Gill, the founder of Denver-based software company Quark Inc. and benefactor of the Gill Foundation supporting gay and lesbian rights, gave $95,000 to the state committees and $15,000 to individual state candidates.
Boulder children`s author Tom Barron contributed $70,000 to the committees, while environmental activist John Powers of Boulder and Rifle gave $95,000, mostly in recent weeks.
Three teachers` unions -- two national and one Colorado-based -- donated $184,750 to the various Democratic committees, not including individual candidates.
Other unions are kicking in as well. Food workers` unions gave $125,000; the state workers` union, AFSCME, gave $80,000; the AFL-CIO kicked in $83,500.
"Big tobacco and the oil companies and multi-national corporations give millions of dollars to Republican candidates," Polis said. "Republicans outspend Democrats 2-to-1. (Gov. Bill) Owens is outspending (Democrat Rollie) Heath 5-to-1. I don`t believe that`s healthy for democracy."
Indeed, the Republican Party has plenty of big donors. State GOP Chairman Bruce Benson and his wife, Marcy, each kicked in $25,000 last month. So did former party chairman and cable pioneer Carl Williams and his business. Numerous corporations are giving to the GOP.
But the party isn`t trying to collect multiple $25,000 contributions from them, said Alan Philp, the party`s executive director.
"The Republicans rely on a wider base of donors than the Democrats do," Philp said. "They`ve got a small handful of donors providing the bulk of the donations. ... It`s not disingenuous for the Democrats to seek to find every dollar they can."
"Both parties make a dash for the cash, and they do figure out how to drop as much money into these races as they can," he said. "The political parties need to be about people and ideas, not seen as cash registers for large contributors. That`s what they`re doing right now, clearly."
Democrats created nine of their 14 committees between July 25 and Aug. 13. For instance, the Senate District 1 Democratic Committee raised $170,000 from seven donors after its creation July 26. It`s unlikely the money is aimed at Senate District 1, where Republican Sen. Mark Hillman of Burlington is considered a lock for re-election.

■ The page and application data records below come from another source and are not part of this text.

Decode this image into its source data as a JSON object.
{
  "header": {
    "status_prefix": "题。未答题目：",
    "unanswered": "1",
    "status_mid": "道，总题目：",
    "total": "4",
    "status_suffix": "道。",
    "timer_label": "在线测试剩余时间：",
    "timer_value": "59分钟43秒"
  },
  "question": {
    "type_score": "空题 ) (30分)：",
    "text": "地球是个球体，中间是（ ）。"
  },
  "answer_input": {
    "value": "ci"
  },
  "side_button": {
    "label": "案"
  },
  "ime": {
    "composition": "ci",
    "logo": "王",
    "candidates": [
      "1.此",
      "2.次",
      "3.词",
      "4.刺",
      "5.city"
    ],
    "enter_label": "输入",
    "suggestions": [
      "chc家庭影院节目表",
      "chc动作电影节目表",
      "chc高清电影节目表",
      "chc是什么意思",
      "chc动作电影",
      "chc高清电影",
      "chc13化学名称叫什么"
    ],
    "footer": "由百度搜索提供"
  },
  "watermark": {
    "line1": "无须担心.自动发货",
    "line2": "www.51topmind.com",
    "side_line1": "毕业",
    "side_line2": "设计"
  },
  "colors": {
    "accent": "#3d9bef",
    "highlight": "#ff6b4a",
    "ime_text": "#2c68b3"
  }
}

Instead, $98,000 of that money has gone to the State Democratic Senate Campaign Fund. That fund is being used to fuel several close Senate races, including that of Sen. Joan Fitz-Gerald of Golden who faces GOP Gilpin County Commissioner Web Sill. Democrats have donated more than $100,000 to Fitz-Gerald`s efforts, while the GOP has shored up Sill`s campaign with almost $34,000 so far. The money goes for mailings and sometimes even television commercials.
But like many Democratic Senate candidates, Fitz-Gerald`s campaign also has funneled money back to her party`s committees -- $50,000 in her case. Sen. Ron Tupa, D-Boulder, donated $10,000 of his campaign funds to the Senate campaign fund late last month, for instance. Boulder`s Jack Pommer, running for House District 11, gave $20,000 this week to the State Democratic House Campaign Fund, while Rep. Tom Plant of Nederland gave $1,500 and Rep. Alice Madden of Boulder gave $1,000.
Unions, which don`t typically support Republican candidates, and a few corporations also are participating in the Democratic system. The Democratic Legislative Campaign Committee raised about $125,000 earlier this year, then donated the money in $25,000 sums to five other committees. Those committees, in turn, are taking that money and other contributions and turning it over to the state party or the Senate fund.
Just this week, more than $100,000 poured into four Democratic committees from non-candidates.
"Clearly they`ve been set up just to take money ... and to redirect it," Maysmith said.
As for Polis, he`d be content if all the Democratic Party committees he`s donated to went away. He said he supports Amendment 27 in addition to his Amendment 30, which would allow voters to register at the polls.
"I support any reform that helps break the stranglehold that special interests have on our politics," Polis said.
Contact Sandra Fish at (303) 473-1356 or firstname.lastname@example.org.